When the hackers warn that your machines are easy to hack, it is wise to listen.. ComputerWorld reports that the famous German hacker club, Chaos Computer Club, has gone to court to get an injunction against the use of electronic voting machines in German elections. They argue, quite sensibly, that as an organization of hackers, they are quite confident that they could hack whatever machines might be used. Hopefully, people will listen more to these people than they have to organizations of computer professionals like the ACM (Association for Computing Machinery) who have consistently argued against the use of paperless electronic voting machines.
The Chaos Computer Club press release on this issues says, in part:
"There is a growing resistance stirring among the population against the use of the NEDAP voting computer, known to be vulnerable to manipulation", said CCC spokesman Dirk Engling. "After a virtually identical voting machine from the same manufacturer was recently completely rejected in the Netherlands, more and more concerned citizens have turned to the CCC. The voters do not understand why the same rejection cannot also be drawn in Germany. The legal path which has now been chosen is the last chance to save the transparency of the elections in Hesse."
I find it amazing that even though respected members of the computer industry have consistently argued against the use of paperless electronic voting machines, non-technical people and journalists keep suggesting that the industry might be able to build reliable machines that we could trust.
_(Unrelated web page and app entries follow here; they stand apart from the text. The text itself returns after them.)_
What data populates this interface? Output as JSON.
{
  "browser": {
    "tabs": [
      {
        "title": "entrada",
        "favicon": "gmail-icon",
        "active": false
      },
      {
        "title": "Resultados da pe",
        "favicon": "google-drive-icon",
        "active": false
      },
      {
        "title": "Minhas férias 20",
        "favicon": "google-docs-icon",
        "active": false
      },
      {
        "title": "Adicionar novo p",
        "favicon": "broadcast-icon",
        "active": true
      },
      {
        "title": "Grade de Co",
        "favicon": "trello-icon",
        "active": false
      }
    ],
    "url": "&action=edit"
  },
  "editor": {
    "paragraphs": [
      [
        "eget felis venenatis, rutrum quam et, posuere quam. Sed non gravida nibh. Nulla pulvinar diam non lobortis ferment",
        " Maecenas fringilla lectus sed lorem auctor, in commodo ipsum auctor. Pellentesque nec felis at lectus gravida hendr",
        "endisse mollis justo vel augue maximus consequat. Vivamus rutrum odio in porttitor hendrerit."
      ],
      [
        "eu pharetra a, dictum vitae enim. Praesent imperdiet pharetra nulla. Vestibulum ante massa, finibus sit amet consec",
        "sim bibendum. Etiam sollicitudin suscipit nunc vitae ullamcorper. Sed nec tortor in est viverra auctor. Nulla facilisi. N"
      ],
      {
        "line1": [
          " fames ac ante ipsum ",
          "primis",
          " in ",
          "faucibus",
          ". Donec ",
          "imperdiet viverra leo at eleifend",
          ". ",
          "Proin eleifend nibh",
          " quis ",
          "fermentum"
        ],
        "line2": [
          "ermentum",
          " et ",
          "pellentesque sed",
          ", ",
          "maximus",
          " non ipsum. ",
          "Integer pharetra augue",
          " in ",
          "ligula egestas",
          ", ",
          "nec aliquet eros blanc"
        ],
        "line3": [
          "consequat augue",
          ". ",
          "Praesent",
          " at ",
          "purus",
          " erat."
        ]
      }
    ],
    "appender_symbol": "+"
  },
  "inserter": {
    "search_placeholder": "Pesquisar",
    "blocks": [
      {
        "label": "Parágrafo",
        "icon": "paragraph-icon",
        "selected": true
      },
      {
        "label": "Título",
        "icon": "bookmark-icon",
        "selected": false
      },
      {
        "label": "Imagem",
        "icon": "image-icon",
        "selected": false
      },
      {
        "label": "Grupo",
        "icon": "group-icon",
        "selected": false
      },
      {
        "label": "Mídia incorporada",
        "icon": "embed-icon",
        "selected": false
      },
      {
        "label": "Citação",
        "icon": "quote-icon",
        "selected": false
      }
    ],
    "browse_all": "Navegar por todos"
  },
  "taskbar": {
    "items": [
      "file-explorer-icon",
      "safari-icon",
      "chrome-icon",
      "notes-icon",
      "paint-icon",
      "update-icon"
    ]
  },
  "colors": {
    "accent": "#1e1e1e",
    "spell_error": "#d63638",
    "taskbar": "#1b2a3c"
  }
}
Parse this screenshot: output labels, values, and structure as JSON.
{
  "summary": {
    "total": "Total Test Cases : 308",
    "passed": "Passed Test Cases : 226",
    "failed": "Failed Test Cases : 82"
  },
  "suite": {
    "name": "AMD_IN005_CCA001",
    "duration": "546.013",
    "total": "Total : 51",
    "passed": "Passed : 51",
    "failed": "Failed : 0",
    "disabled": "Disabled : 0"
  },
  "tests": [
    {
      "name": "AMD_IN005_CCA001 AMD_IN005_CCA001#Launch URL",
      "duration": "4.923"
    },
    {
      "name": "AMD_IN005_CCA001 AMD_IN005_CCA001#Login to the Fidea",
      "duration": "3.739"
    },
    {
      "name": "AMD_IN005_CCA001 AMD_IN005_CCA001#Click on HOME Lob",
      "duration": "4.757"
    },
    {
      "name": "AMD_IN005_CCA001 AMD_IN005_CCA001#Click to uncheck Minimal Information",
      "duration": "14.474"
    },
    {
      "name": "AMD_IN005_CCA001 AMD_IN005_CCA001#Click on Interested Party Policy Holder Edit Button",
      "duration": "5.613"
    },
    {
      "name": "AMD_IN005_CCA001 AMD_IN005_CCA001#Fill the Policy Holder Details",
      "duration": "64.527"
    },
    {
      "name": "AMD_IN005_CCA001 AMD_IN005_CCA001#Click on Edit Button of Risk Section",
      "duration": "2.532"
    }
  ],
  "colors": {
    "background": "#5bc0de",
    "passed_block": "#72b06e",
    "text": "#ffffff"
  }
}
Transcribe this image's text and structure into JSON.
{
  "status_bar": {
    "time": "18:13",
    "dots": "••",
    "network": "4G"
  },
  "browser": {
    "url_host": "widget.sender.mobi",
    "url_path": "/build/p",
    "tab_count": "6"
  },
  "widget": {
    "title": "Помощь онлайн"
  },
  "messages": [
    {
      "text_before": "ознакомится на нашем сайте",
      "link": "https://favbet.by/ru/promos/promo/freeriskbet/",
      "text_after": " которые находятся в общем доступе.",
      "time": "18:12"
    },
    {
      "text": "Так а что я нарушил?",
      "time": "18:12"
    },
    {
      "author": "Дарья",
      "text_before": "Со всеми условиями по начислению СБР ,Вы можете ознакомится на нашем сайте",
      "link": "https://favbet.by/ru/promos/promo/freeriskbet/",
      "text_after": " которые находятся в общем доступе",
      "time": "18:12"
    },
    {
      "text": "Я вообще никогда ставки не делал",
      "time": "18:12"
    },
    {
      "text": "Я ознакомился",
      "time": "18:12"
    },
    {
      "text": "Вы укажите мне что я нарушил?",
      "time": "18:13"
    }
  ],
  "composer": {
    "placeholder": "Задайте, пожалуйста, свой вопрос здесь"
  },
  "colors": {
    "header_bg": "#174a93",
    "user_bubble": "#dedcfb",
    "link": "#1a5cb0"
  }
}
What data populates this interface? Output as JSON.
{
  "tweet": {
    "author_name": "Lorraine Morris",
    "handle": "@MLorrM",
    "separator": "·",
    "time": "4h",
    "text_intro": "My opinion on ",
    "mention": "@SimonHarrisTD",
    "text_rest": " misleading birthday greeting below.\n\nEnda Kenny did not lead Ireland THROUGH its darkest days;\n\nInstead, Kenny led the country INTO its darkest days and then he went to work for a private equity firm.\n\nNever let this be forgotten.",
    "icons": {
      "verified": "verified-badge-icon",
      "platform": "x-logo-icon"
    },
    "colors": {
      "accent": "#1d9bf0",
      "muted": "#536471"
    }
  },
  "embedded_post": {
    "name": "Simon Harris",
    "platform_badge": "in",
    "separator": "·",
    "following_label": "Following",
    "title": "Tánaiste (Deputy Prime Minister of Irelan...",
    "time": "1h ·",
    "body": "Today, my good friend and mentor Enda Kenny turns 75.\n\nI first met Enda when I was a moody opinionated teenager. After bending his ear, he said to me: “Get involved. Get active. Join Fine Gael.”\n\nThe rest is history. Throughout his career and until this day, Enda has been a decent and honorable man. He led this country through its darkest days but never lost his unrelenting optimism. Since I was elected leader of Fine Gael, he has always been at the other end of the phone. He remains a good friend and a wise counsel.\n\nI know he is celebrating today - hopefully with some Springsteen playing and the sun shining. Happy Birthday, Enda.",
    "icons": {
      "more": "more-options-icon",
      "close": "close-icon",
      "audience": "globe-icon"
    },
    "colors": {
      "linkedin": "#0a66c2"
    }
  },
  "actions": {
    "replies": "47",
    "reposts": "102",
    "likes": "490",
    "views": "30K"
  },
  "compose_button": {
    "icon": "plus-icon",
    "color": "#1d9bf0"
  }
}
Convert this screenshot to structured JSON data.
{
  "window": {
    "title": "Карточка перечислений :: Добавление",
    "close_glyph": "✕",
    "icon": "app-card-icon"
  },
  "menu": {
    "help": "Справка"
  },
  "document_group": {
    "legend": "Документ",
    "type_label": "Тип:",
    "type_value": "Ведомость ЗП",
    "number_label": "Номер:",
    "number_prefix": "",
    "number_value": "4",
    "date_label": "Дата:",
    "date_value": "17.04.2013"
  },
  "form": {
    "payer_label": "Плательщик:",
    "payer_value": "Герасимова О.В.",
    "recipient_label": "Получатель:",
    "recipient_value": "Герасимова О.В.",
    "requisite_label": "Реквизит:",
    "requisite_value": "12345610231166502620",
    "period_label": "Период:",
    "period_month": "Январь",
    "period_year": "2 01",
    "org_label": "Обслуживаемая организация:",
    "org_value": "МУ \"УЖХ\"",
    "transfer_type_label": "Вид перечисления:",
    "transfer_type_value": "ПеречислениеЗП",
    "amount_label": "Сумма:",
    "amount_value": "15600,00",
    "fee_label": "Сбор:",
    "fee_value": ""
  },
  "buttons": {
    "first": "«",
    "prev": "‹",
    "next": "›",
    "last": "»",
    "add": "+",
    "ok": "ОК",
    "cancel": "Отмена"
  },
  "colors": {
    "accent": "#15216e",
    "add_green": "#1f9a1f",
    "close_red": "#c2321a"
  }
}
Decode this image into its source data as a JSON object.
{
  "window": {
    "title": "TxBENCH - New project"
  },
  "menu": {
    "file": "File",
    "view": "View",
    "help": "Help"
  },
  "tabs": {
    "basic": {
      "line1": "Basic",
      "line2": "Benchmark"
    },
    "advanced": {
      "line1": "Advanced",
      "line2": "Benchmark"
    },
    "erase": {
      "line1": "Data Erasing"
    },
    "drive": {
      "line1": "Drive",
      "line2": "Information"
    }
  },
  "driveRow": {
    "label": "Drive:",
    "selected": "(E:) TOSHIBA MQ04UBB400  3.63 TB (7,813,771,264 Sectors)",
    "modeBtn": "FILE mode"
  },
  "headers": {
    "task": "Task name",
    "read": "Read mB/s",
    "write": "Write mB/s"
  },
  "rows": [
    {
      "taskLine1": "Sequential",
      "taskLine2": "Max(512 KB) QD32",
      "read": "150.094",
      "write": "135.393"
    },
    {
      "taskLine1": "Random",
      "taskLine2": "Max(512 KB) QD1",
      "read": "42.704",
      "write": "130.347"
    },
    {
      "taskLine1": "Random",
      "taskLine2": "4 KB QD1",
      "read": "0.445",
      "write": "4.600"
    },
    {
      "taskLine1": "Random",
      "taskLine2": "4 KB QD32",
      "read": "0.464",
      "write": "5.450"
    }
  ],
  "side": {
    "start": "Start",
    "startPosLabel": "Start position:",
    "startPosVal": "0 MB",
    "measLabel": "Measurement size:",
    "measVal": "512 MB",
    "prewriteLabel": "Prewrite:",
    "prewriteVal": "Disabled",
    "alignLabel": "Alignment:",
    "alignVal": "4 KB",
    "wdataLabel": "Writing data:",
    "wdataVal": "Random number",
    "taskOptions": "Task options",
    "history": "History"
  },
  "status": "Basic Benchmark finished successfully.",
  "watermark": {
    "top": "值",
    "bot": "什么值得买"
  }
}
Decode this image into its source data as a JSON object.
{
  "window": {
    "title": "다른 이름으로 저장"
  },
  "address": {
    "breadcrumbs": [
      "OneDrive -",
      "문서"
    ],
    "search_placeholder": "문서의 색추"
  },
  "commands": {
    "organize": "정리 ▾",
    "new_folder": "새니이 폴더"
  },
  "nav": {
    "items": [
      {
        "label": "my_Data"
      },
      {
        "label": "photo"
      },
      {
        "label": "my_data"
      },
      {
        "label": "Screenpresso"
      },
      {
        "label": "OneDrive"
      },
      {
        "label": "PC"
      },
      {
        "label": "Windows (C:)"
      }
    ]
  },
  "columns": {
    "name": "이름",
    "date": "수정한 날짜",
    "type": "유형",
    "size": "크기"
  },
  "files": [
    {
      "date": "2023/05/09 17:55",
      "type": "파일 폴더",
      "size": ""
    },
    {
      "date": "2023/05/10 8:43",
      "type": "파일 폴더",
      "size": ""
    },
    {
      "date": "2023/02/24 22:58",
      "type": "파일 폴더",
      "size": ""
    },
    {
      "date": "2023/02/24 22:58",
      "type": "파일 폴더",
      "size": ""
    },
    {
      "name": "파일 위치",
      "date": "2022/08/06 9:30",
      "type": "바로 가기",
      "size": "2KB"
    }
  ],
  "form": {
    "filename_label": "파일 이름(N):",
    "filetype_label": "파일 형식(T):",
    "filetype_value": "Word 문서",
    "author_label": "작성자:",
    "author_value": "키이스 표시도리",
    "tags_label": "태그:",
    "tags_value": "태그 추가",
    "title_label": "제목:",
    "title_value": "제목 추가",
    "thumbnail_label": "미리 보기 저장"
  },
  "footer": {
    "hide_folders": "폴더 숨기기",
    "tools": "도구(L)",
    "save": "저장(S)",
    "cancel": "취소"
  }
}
Perhaps now that the hackers have spoken, the non-technical types will finally begin to realize that those of us in this industry understand what we do much better than they do...